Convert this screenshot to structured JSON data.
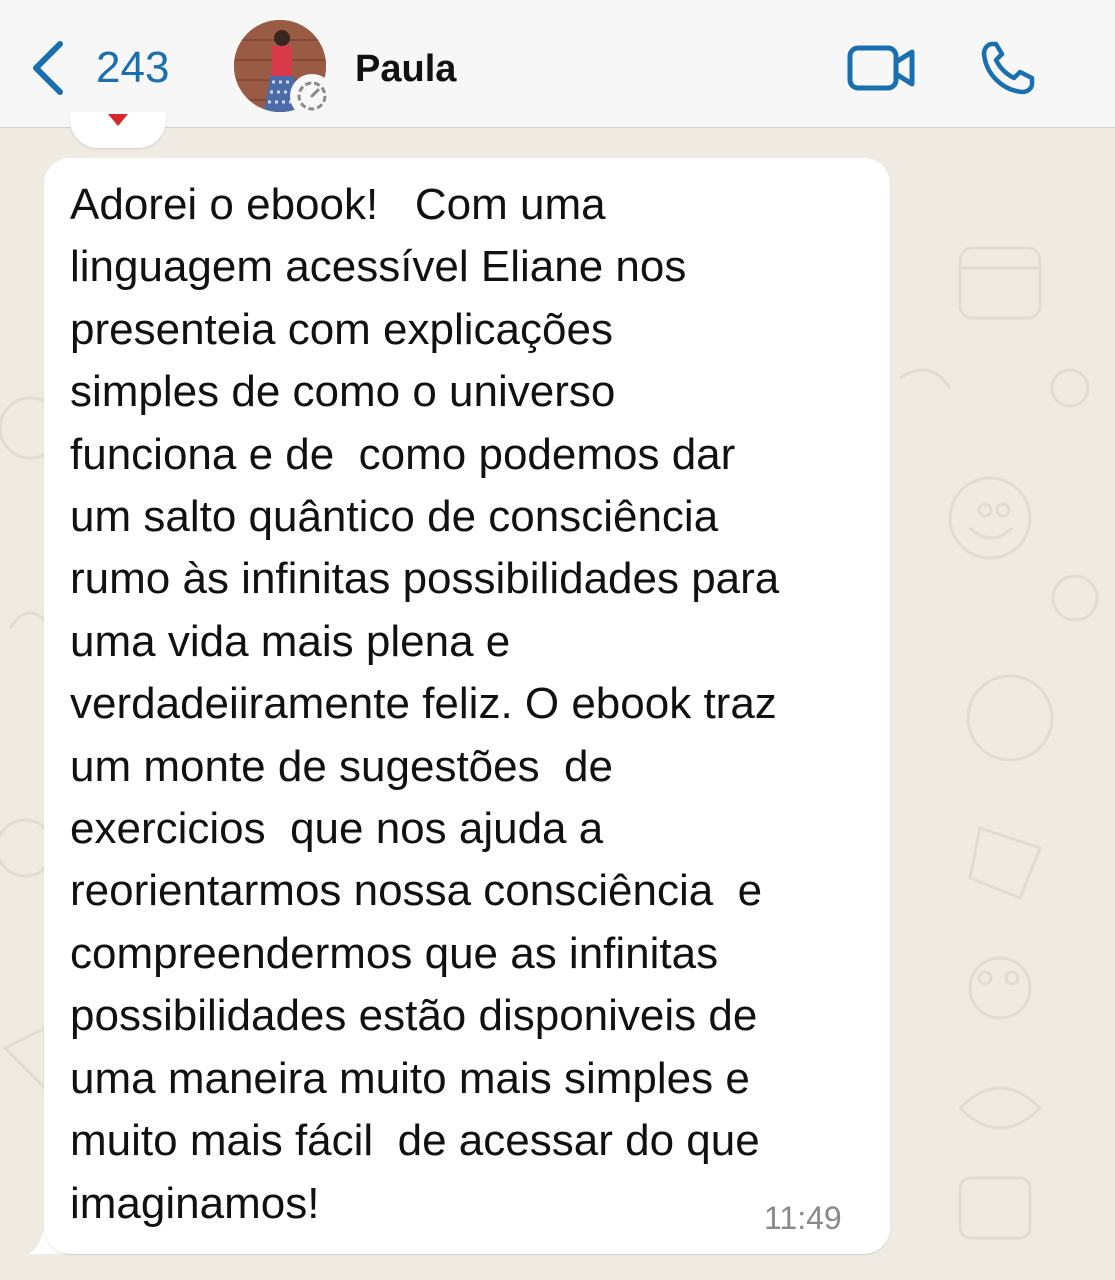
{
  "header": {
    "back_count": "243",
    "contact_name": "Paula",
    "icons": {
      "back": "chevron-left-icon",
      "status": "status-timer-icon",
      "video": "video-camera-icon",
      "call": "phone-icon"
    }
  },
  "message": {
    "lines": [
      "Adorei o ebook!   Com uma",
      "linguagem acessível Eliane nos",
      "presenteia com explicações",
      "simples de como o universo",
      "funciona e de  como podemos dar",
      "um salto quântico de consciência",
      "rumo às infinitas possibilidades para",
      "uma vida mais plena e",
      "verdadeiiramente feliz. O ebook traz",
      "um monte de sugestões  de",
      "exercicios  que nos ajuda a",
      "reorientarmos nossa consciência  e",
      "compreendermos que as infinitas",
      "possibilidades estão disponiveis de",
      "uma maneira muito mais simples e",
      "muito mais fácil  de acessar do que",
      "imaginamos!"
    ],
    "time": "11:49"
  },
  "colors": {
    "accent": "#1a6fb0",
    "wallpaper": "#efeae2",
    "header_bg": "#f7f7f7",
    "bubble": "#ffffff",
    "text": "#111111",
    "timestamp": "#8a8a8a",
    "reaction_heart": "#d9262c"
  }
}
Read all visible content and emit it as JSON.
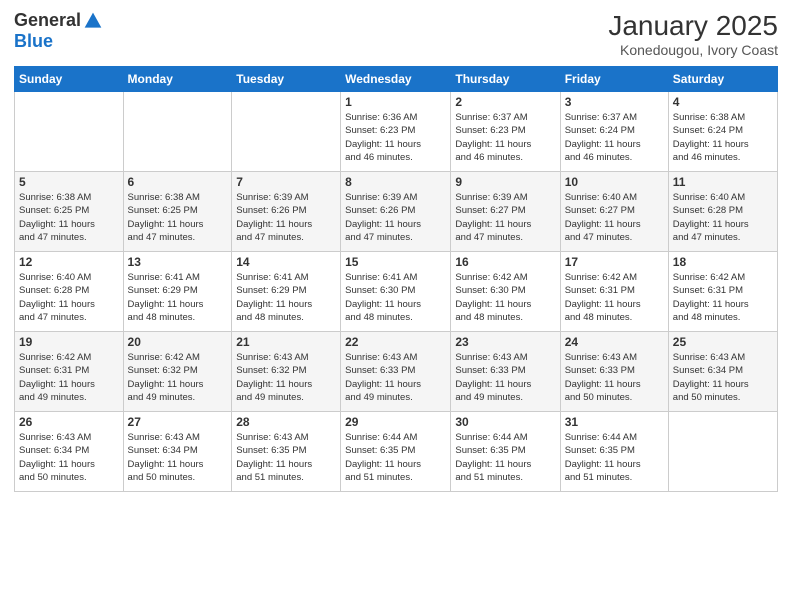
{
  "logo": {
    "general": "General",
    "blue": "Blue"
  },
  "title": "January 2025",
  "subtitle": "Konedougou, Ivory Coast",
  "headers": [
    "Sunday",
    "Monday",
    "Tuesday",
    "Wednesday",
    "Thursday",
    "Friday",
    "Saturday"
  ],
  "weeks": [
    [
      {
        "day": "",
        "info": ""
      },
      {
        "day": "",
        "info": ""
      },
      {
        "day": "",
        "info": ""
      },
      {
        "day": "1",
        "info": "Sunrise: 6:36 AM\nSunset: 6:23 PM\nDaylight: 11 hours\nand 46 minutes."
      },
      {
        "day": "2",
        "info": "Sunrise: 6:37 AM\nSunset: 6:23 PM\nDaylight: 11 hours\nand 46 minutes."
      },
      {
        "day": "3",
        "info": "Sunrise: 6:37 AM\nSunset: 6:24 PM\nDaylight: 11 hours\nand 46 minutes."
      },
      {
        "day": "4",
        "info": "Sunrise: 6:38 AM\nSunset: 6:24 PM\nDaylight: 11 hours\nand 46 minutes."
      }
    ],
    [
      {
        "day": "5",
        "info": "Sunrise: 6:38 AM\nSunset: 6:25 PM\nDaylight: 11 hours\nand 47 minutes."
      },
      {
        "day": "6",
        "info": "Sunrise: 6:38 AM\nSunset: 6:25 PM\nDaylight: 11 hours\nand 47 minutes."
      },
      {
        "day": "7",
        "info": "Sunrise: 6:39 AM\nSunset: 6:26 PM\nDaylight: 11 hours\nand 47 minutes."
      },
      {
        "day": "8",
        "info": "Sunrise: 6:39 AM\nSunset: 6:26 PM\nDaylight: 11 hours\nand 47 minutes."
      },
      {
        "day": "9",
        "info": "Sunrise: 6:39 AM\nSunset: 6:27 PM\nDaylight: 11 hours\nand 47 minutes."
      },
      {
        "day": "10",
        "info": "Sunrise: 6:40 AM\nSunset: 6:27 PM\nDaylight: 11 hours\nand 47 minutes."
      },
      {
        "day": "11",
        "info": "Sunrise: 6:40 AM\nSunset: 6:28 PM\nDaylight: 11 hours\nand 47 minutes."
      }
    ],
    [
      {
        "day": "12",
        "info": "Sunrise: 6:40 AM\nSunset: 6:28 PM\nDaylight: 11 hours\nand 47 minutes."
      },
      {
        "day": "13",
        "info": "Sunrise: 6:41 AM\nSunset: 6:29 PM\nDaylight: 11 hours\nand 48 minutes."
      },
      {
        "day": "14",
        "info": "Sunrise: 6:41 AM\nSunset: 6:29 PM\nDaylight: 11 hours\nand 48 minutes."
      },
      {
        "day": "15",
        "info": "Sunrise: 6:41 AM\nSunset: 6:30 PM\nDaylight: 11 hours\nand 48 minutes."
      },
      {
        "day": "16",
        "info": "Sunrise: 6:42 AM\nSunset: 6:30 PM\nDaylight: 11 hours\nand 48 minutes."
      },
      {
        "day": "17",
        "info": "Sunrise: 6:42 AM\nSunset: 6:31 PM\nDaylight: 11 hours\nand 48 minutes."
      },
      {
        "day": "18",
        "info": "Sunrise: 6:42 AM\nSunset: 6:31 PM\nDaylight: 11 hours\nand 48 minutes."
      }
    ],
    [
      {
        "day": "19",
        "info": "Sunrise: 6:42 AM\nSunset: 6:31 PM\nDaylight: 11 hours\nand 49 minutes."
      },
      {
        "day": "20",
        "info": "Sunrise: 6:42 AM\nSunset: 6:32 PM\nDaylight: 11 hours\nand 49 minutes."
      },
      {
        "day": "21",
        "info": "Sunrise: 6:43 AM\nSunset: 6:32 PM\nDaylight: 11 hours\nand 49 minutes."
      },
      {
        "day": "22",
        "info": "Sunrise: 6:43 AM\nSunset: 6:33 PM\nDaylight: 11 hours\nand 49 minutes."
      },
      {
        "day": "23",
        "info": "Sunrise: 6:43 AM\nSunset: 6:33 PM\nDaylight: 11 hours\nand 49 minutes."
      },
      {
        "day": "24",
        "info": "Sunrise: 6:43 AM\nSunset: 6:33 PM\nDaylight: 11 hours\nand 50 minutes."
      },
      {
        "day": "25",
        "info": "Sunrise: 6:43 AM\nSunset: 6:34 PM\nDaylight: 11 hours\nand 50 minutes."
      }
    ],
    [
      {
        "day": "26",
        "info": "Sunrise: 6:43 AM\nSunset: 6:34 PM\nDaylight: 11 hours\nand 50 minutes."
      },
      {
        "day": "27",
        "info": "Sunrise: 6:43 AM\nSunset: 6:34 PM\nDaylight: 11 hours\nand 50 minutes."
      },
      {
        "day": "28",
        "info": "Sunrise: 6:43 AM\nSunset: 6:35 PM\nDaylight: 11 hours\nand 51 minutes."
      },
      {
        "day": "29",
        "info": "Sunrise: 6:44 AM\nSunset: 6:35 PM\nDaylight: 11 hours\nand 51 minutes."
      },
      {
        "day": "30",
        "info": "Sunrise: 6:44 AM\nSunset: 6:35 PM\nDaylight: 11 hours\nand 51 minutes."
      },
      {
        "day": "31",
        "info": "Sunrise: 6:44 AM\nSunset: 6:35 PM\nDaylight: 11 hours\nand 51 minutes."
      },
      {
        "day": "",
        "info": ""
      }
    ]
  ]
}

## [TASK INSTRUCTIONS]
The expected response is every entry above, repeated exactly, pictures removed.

## [ANSWER SPACE]
Convert this screenshot to structured JSON data.
{
  "header": {
    "back_count": "243",
    "contact_name": "Paula",
    "icons": {
      "back": "chevron-left-icon",
      "status": "status-timer-icon",
      "video": "video-camera-icon",
      "call": "phone-icon"
    }
  },
  "message": {
    "lines": [
      "Adorei o ebook!   Com uma",
      "linguagem acessível Eliane nos",
      "presenteia com explicações",
      "simples de como o universo",
      "funciona e de  como podemos dar",
      "um salto quântico de consciência",
      "rumo às infinitas possibilidades para",
      "uma vida mais plena e",
      "verdadeiiramente feliz. O ebook traz",
      "um monte de sugestões  de",
      "exercicios  que nos ajuda a",
      "reorientarmos nossa consciência  e",
      "compreendermos que as infinitas",
      "possibilidades estão disponiveis de",
      "uma maneira muito mais simples e",
      "muito mais fácil  de acessar do que",
      "imaginamos!"
    ],
    "time": "11:49"
  },
  "colors": {
    "accent": "#1a6fb0",
    "wallpaper": "#efeae2",
    "header_bg": "#f7f7f7",
    "bubble": "#ffffff",
    "text": "#111111",
    "timestamp": "#8a8a8a",
    "reaction_heart": "#d9262c"
  }
}
Read all visible content and emit it as JSON.
{
  "logo": {
    "general": "General",
    "blue": "Blue"
  },
  "title": "January 2025",
  "subtitle": "Konedougou, Ivory Coast",
  "headers": [
    "Sunday",
    "Monday",
    "Tuesday",
    "Wednesday",
    "Thursday",
    "Friday",
    "Saturday"
  ],
  "weeks": [
    [
      {
        "day": "",
        "info": ""
      },
      {
        "day": "",
        "info": ""
      },
      {
        "day": "",
        "info": ""
      },
      {
        "day": "1",
        "info": "Sunrise: 6:36 AM\nSunset: 6:23 PM\nDaylight: 11 hours\nand 46 minutes."
      },
      {
        "day": "2",
        "info": "Sunrise: 6:37 AM\nSunset: 6:23 PM\nDaylight: 11 hours\nand 46 minutes."
      },
      {
        "day": "3",
        "info": "Sunrise: 6:37 AM\nSunset: 6:24 PM\nDaylight: 11 hours\nand 46 minutes."
      },
      {
        "day": "4",
        "info": "Sunrise: 6:38 AM\nSunset: 6:24 PM\nDaylight: 11 hours\nand 46 minutes."
      }
    ],
    [
      {
        "day": "5",
        "info": "Sunrise: 6:38 AM\nSunset: 6:25 PM\nDaylight: 11 hours\nand 47 minutes."
      },
      {
        "day": "6",
        "info": "Sunrise: 6:38 AM\nSunset: 6:25 PM\nDaylight: 11 hours\nand 47 minutes."
      },
      {
        "day": "7",
        "info": "Sunrise: 6:39 AM\nSunset: 6:26 PM\nDaylight: 11 hours\nand 47 minutes."
      },
      {
        "day": "8",
        "info": "Sunrise: 6:39 AM\nSunset: 6:26 PM\nDaylight: 11 hours\nand 47 minutes."
      },
      {
        "day": "9",
        "info": "Sunrise: 6:39 AM\nSunset: 6:27 PM\nDaylight: 11 hours\nand 47 minutes."
      },
      {
        "day": "10",
        "info": "Sunrise: 6:40 AM\nSunset: 6:27 PM\nDaylight: 11 hours\nand 47 minutes."
      },
      {
        "day": "11",
        "info": "Sunrise: 6:40 AM\nSunset: 6:28 PM\nDaylight: 11 hours\nand 47 minutes."
      }
    ],
    [
      {
        "day": "12",
        "info": "Sunrise: 6:40 AM\nSunset: 6:28 PM\nDaylight: 11 hours\nand 47 minutes."
      },
      {
        "day": "13",
        "info": "Sunrise: 6:41 AM\nSunset: 6:29 PM\nDaylight: 11 hours\nand 48 minutes."
      },
      {
        "day": "14",
        "info": "Sunrise: 6:41 AM\nSunset: 6:29 PM\nDaylight: 11 hours\nand 48 minutes."
      },
      {
        "day": "15",
        "info": "Sunrise: 6:41 AM\nSunset: 6:30 PM\nDaylight: 11 hours\nand 48 minutes."
      },
      {
        "day": "16",
        "info": "Sunrise: 6:42 AM\nSunset: 6:30 PM\nDaylight: 11 hours\nand 48 minutes."
      },
      {
        "day": "17",
        "info": "Sunrise: 6:42 AM\nSunset: 6:31 PM\nDaylight: 11 hours\nand 48 minutes."
      },
      {
        "day": "18",
        "info": "Sunrise: 6:42 AM\nSunset: 6:31 PM\nDaylight: 11 hours\nand 48 minutes."
      }
    ],
    [
      {
        "day": "19",
        "info": "Sunrise: 6:42 AM\nSunset: 6:31 PM\nDaylight: 11 hours\nand 49 minutes."
      },
      {
        "day": "20",
        "info": "Sunrise: 6:42 AM\nSunset: 6:32 PM\nDaylight: 11 hours\nand 49 minutes."
      },
      {
        "day": "21",
        "info": "Sunrise: 6:43 AM\nSunset: 6:32 PM\nDaylight: 11 hours\nand 49 minutes."
      },
      {
        "day": "22",
        "info": "Sunrise: 6:43 AM\nSunset: 6:33 PM\nDaylight: 11 hours\nand 49 minutes."
      },
      {
        "day": "23",
        "info": "Sunrise: 6:43 AM\nSunset: 6:33 PM\nDaylight: 11 hours\nand 49 minutes."
      },
      {
        "day": "24",
        "info": "Sunrise: 6:43 AM\nSunset: 6:33 PM\nDaylight: 11 hours\nand 50 minutes."
      },
      {
        "day": "25",
        "info": "Sunrise: 6:43 AM\nSunset: 6:34 PM\nDaylight: 11 hours\nand 50 minutes."
      }
    ],
    [
      {
        "day": "26",
        "info": "Sunrise: 6:43 AM\nSunset: 6:34 PM\nDaylight: 11 hours\nand 50 minutes."
      },
      {
        "day": "27",
        "info": "Sunrise: 6:43 AM\nSunset: 6:34 PM\nDaylight: 11 hours\nand 50 minutes."
      },
      {
        "day": "28",
        "info": "Sunrise: 6:43 AM\nSunset: 6:35 PM\nDaylight: 11 hours\nand 51 minutes."
      },
      {
        "day": "29",
        "info": "Sunrise: 6:44 AM\nSunset: 6:35 PM\nDaylight: 11 hours\nand 51 minutes."
      },
      {
        "day": "30",
        "info": "Sunrise: 6:44 AM\nSunset: 6:35 PM\nDaylight: 11 hours\nand 51 minutes."
      },
      {
        "day": "31",
        "info": "Sunrise: 6:44 AM\nSunset: 6:35 PM\nDaylight: 11 hours\nand 51 minutes."
      },
      {
        "day": "",
        "info": ""
      }
    ]
  ]
}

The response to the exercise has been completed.